Attempts by UK authorities to encourage the take up of smart meters are failing to address perceptions around cost benefits and security, according to new findings
The Electrical Contractors’ Association (ECA) has urged government to rethink how it is promoting smart meter use, citing a new user survey critical of their cost saving benefits.
A YouGov survey commissioned by the ECA of over 2000 adults eligible to use a smart meter found that only a third of respondents have opted to adopt such a device. The government has previously committed for all UK homes to have a smart meter by 2020.
Of the members of the survey group that have fitted a smart meter, only seven per cent reported a reduction in their energy bills from installing such a system. One in 11 of the total survey group has meanwhile reported an increase in their bills, according to the findings.

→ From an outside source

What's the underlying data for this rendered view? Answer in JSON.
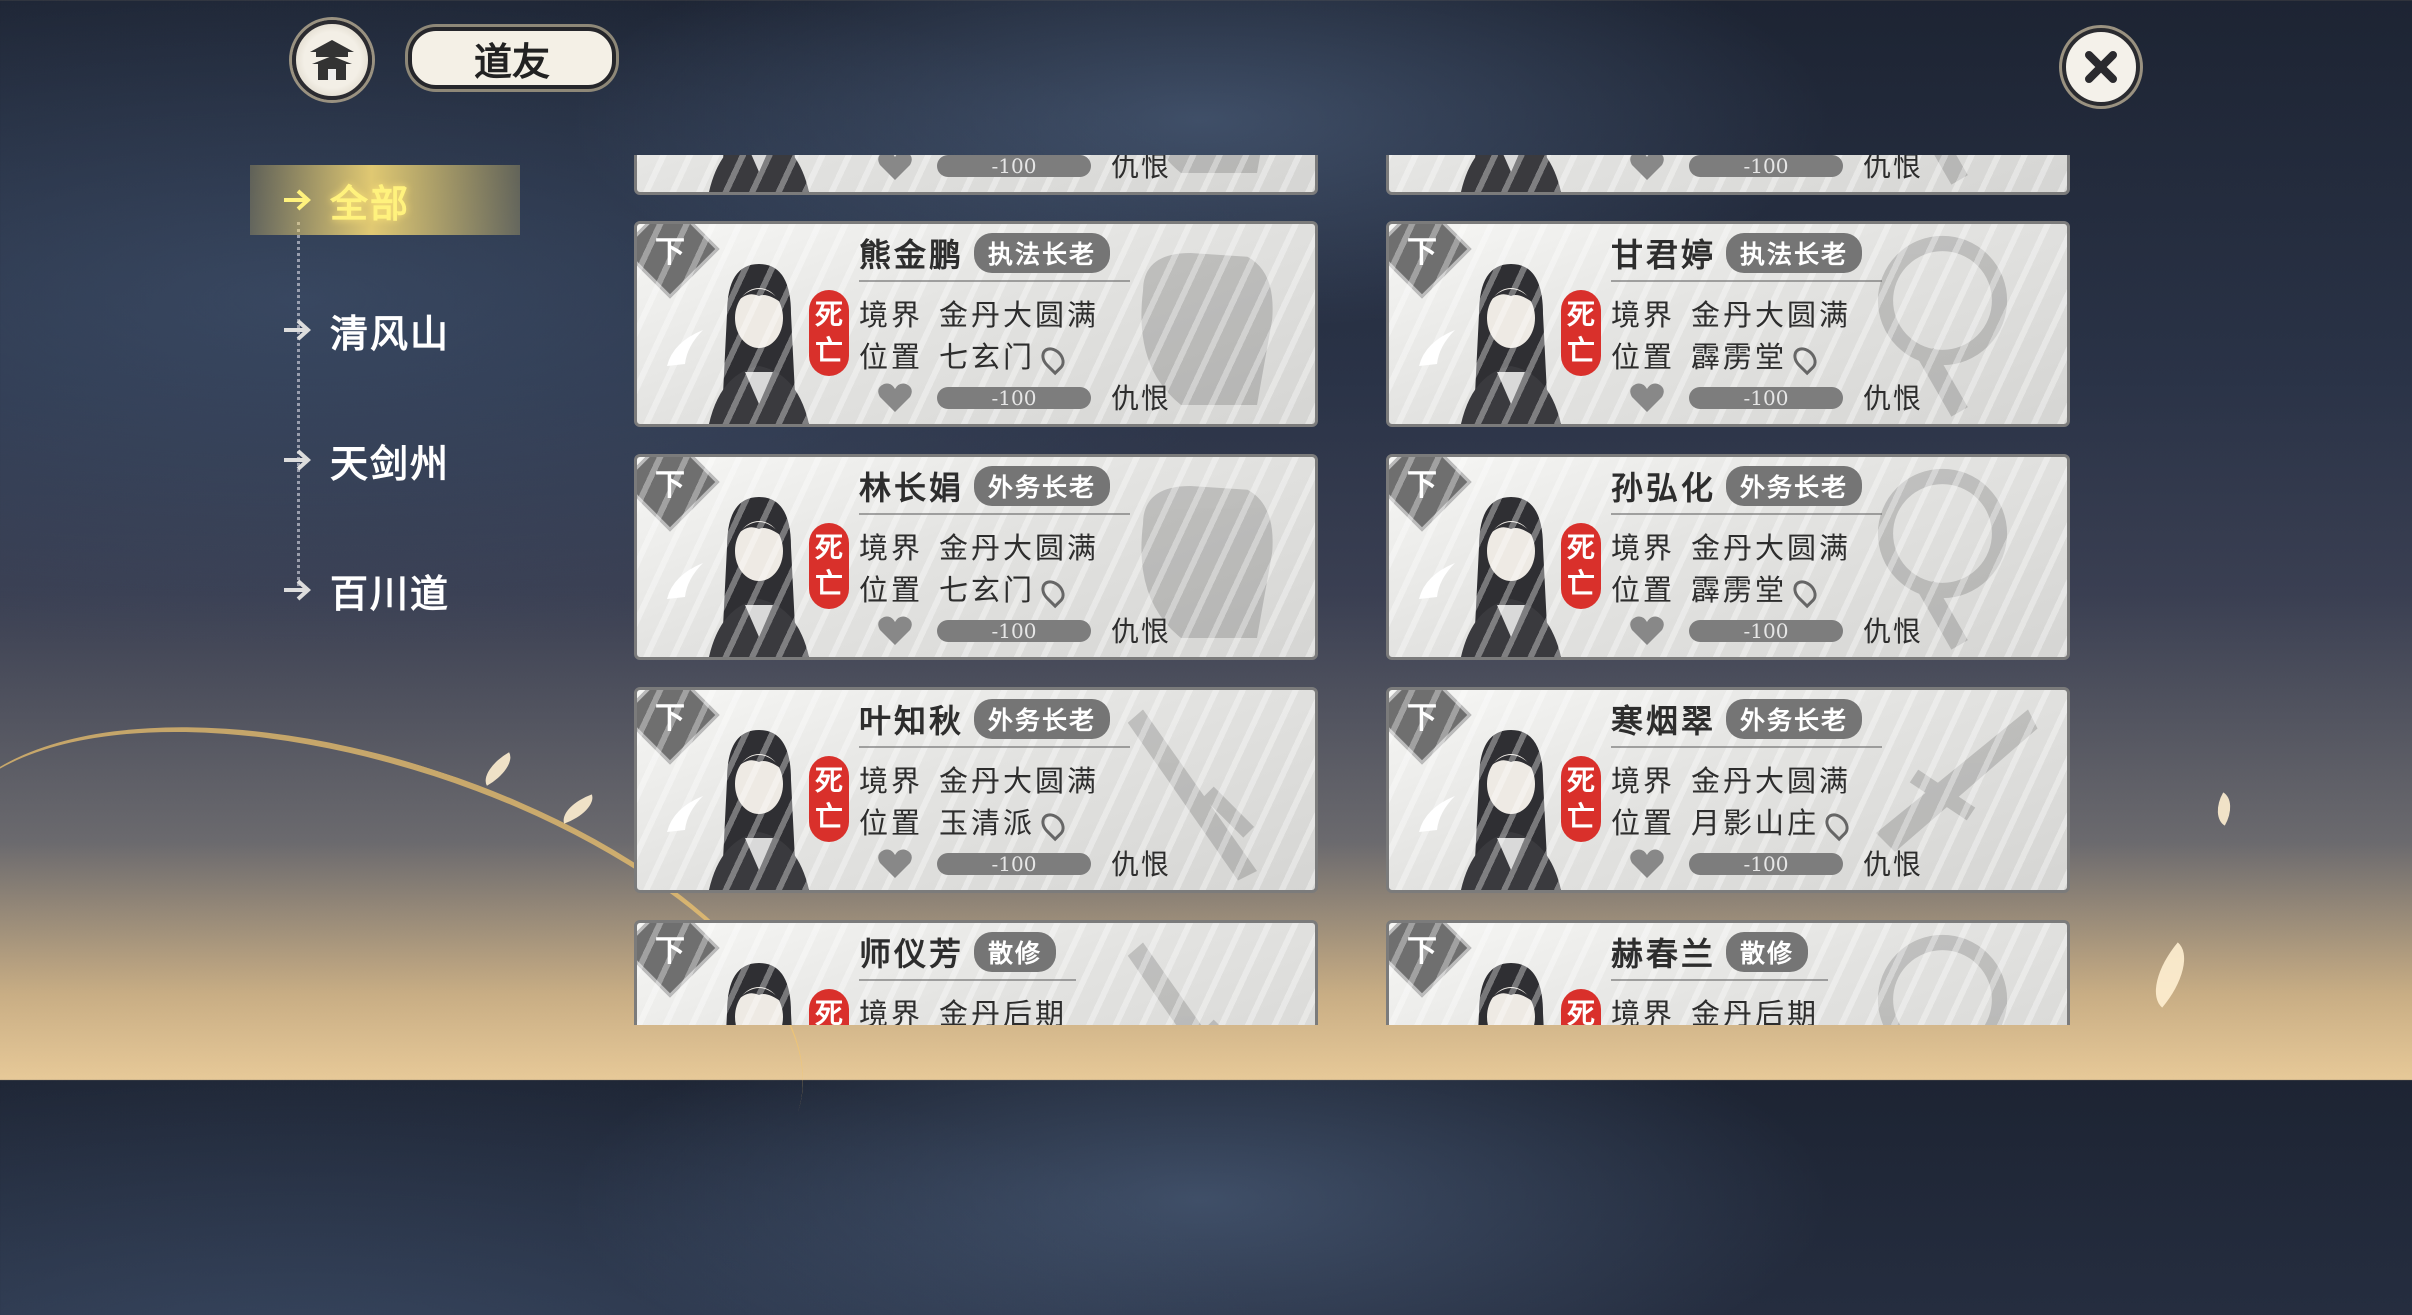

Just under a quarter of these same respondents - 23 per cent – said that a reduction in energy bills had been the main reason for having a smart meter fitted in their properties.
Luke Osborne, energy advisor with the ECA, said the findings found the experience of some smart meter users was at odds with current government stance on promoting uptake of the devices as a means to save money.
“Smart meters can play a role in stimulating a shift towards a lower carbon future. However, the government needs to do far more to incentivise change and explain the benefits of using smart meters if they are to increase consumer confidence and take-up in the near future.”
Cyber security and the potential of data breaches were identified in the survey as another significant concern from respondents. 30 per cent of those surveyed highlighted the potential of cyber attacks as discouraging them from installing a device. According to the ECA, less than one per cent of the survey group that had installed a survey had reported issues concerning data security or hacking.
Mr Osborne added, “Public awareness of data security has increased significantly recently. These ECA findings show that the government must do more to explain to the public why smart meters do not present a security risk from hacking or other data breaches.”